The Australian government is investing around $132 million in a new fund to modernize the country’s waste and recycling capacity. An export ban on sending waste to other countries looms ahead.
Every year Australians generate approximately 67 million metric tons of trash, and that amount has only been growing, officials said.
In response, Prime Minister Scott Morrison’s government established a Recycling Modernization Fund that’s expected to stimulate more than $418 million in recycling investment and “drive a billion-dollar transformation of Australia’s waste and recycling capacity,” according to the Minister for the Environment, Sussan Ley.
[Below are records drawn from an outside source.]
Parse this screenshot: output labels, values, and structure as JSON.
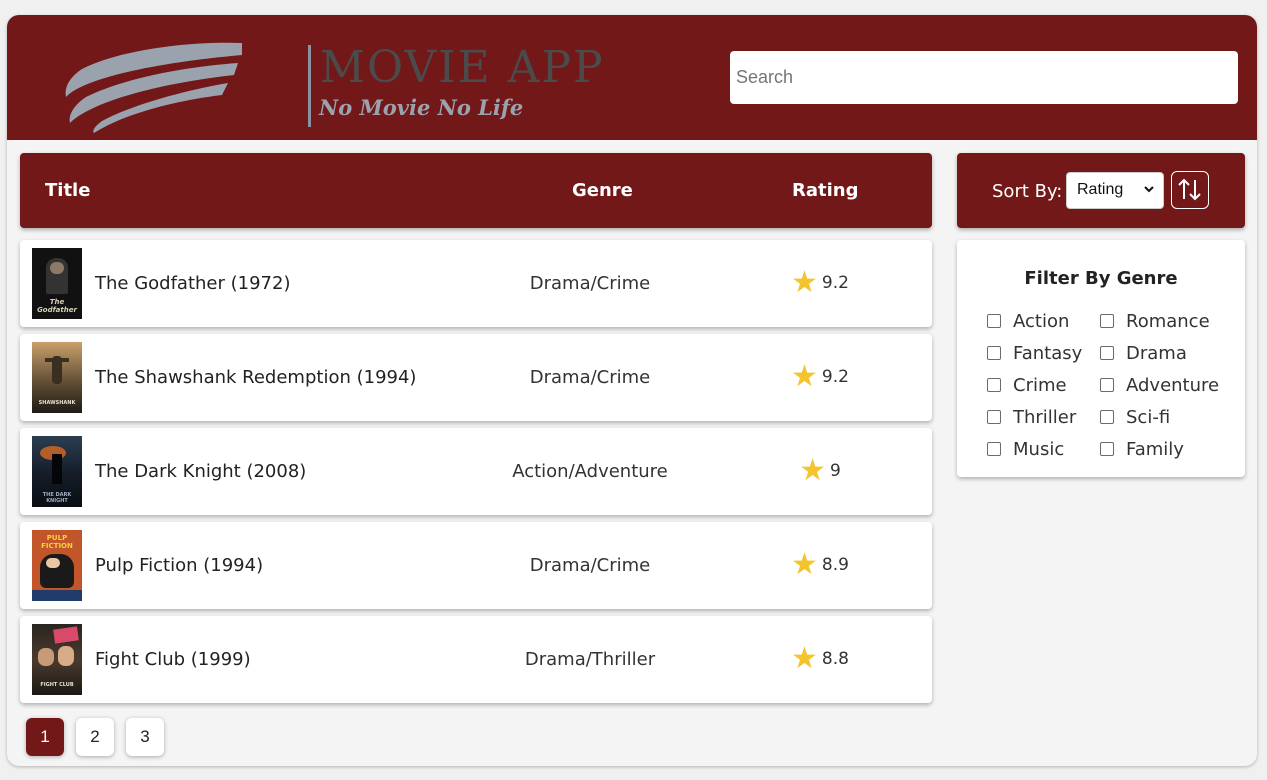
{
  "app": {
    "logo_title": "MOVIE APP",
    "logo_tagline": "No Movie No Life",
    "brand_color": "#721819",
    "star_color": "#f4c430"
  },
  "search": {
    "placeholder": "Search",
    "value": ""
  },
  "table": {
    "headers": {
      "title": "Title",
      "genre": "Genre",
      "rating": "Rating"
    },
    "rows": [
      {
        "title": "The Godfather (1972)",
        "genre": "Drama/Crime",
        "rating": "9.2",
        "poster_icon": "godfather-poster"
      },
      {
        "title": "The Shawshank Redemption (1994)",
        "genre": "Drama/Crime",
        "rating": "9.2",
        "poster_icon": "shawshank-poster"
      },
      {
        "title": "The Dark Knight (2008)",
        "genre": "Action/Adventure",
        "rating": "9",
        "poster_icon": "dark-knight-poster"
      },
      {
        "title": "Pulp Fiction (1994)",
        "genre": "Drama/Crime",
        "rating": "8.9",
        "poster_icon": "pulp-fiction-poster"
      },
      {
        "title": "Fight Club (1999)",
        "genre": "Drama/Thriller",
        "rating": "8.8",
        "poster_icon": "fight-club-poster"
      }
    ]
  },
  "sort": {
    "label": "Sort By:",
    "selected": "Rating",
    "toggle_icon": "sort-arrows-icon"
  },
  "filter": {
    "title": "Filter By Genre",
    "genres": [
      {
        "label": "Action",
        "checked": false
      },
      {
        "label": "Romance",
        "checked": false
      },
      {
        "label": "Fantasy",
        "checked": false
      },
      {
        "label": "Drama",
        "checked": false
      },
      {
        "label": "Crime",
        "checked": false
      },
      {
        "label": "Adventure",
        "checked": false
      },
      {
        "label": "Thriller",
        "checked": false
      },
      {
        "label": "Sci-fi",
        "checked": false
      },
      {
        "label": "Music",
        "checked": false
      },
      {
        "label": "Family",
        "checked": false
      }
    ]
  },
  "pagination": {
    "pages": [
      "1",
      "2",
      "3"
    ],
    "current": "1"
  }
}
Early in 2018, a Chinese ban on waste imports was estimated to affect 1.25 million metric tons of Australia’s trash, Reuters reported at the time, citing research from the consultancy Blue Environment. Although an initial Australian plan to stop the export of waste was set to begin on July 1, restrictions related to covid-19 pushed that deadline to January 1, 2021, the Department of Agriculture, Water and the Environment noted.
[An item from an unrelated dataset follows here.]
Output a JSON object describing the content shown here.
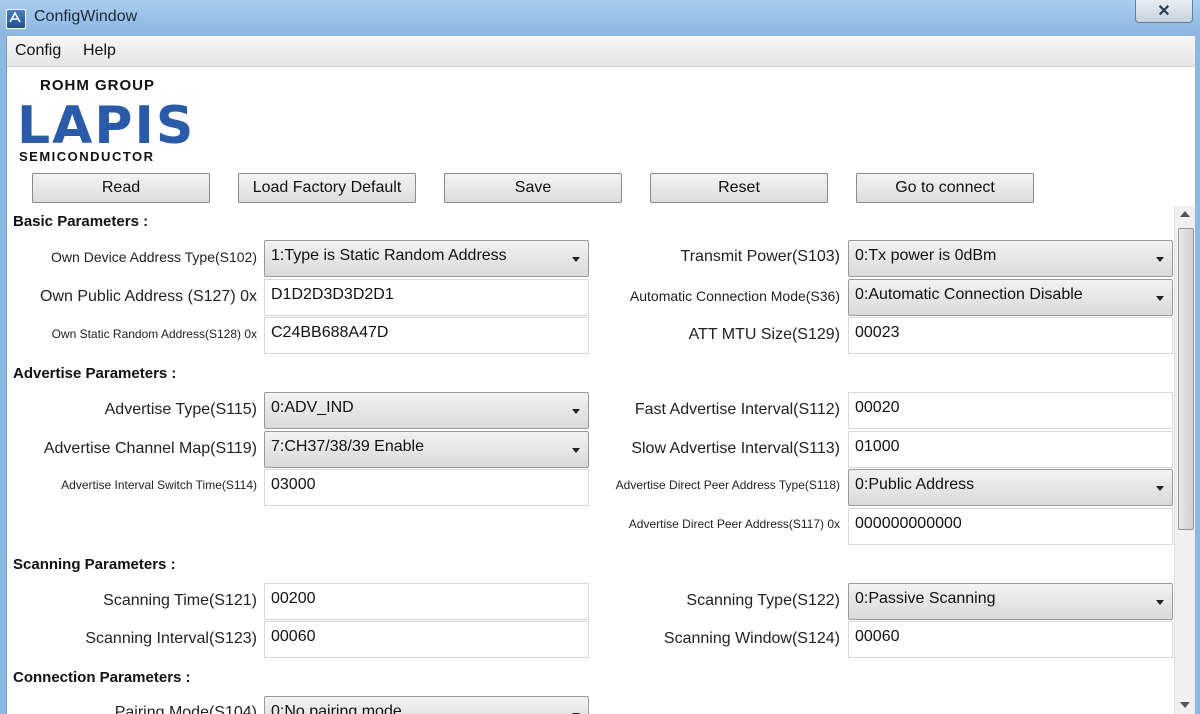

The new government fund supports investment in infrastructure for sorting, processing, and remanufacturing materials including mixed plastic, paper, tires, and glass, officials said. They added that the Commonwealth funding is contingent on investments from industry, states, and territories.
Waste legislation also encourages companies to improve their product stewardship and take responsibility for the waste they generate, according to government officials.
“Australian companies are turning plastics and household waste into furniture, decking, fencing, and clothing, and we are developing new domestic markets for recycled materials by setting national standards for recycled content in roads and making recycled products a focus of procurement for infrastructure, defense estate management, and general government purchasing,” said Trevor Evans, Assistant Minister for Waste Reduction and Environmental Management.